Second, get separate baskets for each family member. Now this has really helped me out because sorting laundry is really something I hated doing. My husband and I share a laundry basket but other than that my children all have seperate baskets. I find it makes it so much easier to know that when I grab their baskets, all their stuff will return right back to them and be easy to put directly away. It basically eliminates sorting and that really is a time saver.
Third, have some sort of laundry schedule.
Now, like we discussed earlier, having a smaller laundry basket may mean doing laundry more often but that does not apply to things like sheets and towels.
For things you need to wash regularly but don’t go in the laundry basket, pick a day you want to wash them and that way you know that Thursday, for example, is sheets day and a day to not do a load of clothes.
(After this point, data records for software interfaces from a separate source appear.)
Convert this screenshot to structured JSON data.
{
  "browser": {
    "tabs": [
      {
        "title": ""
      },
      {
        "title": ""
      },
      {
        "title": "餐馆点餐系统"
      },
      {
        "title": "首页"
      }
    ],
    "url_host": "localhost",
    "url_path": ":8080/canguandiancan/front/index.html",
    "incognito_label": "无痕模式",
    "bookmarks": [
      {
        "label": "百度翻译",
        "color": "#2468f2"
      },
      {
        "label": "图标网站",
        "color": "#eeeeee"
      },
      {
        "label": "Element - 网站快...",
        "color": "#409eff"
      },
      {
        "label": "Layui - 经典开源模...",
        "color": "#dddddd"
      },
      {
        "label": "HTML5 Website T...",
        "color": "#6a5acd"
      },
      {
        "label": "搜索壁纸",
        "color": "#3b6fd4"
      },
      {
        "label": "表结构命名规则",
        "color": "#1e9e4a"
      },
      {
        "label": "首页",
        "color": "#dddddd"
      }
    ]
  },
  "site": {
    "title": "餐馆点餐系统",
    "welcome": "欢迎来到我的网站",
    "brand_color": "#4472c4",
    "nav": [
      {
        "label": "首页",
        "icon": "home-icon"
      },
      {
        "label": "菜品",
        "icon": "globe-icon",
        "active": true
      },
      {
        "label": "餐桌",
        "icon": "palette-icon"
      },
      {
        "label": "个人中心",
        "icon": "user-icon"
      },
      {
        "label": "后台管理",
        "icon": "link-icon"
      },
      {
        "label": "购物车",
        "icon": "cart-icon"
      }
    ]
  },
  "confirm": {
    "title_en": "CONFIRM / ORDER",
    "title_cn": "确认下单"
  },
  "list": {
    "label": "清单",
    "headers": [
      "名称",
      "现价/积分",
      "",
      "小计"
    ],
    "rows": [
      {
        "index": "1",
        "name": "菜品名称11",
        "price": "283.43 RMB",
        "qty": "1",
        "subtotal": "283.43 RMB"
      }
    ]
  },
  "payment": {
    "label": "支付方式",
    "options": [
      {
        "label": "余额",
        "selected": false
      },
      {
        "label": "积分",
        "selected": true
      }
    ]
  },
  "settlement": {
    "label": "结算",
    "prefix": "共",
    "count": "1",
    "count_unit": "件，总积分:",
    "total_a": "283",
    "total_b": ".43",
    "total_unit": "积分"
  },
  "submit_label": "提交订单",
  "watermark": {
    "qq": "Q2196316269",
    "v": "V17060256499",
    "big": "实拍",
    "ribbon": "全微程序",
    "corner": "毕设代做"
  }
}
Also right now while my kids are still young, I tend to do their laundry once a week on a set day, since their baskets don’t get filled up that fast. One reason for that may be because I still find myself doing last minute loads of dirt-stained clothes or popsicle-stained t-shirts right away to avoid set in stains – oh the joys of motherhood!
The last thing that makes me enjoy laundry a little bit more is when it smells good. I mean who doesn’t love hot, fresh and lovely smelling laundry? One thing I tried recently was getting wool dryer balls, that help dry clothes faster, and putting a few drops of essential oils on them.
My favorite type of oil to use right now is peppermint.
Nothing is better than folding a load of laundry that smells like a peppermint stick! Also for sheets, try Lavender oil, not only will it smell amazing but may even help you get better rest.
Best thing is to always remember to do whatever works for you and your family.
No matter if you are a single, college student or a seasoned laundry veteran (like my mom) having clean clothes is a necessity so we mind as well find ways to make it fun… or at least less like a monster and more like a friend.
Ashleigh Rood is an East Coast transplant and currently a San Diego East County resident. She is a military wife, mother to three girls and founder of Rosy Sunset.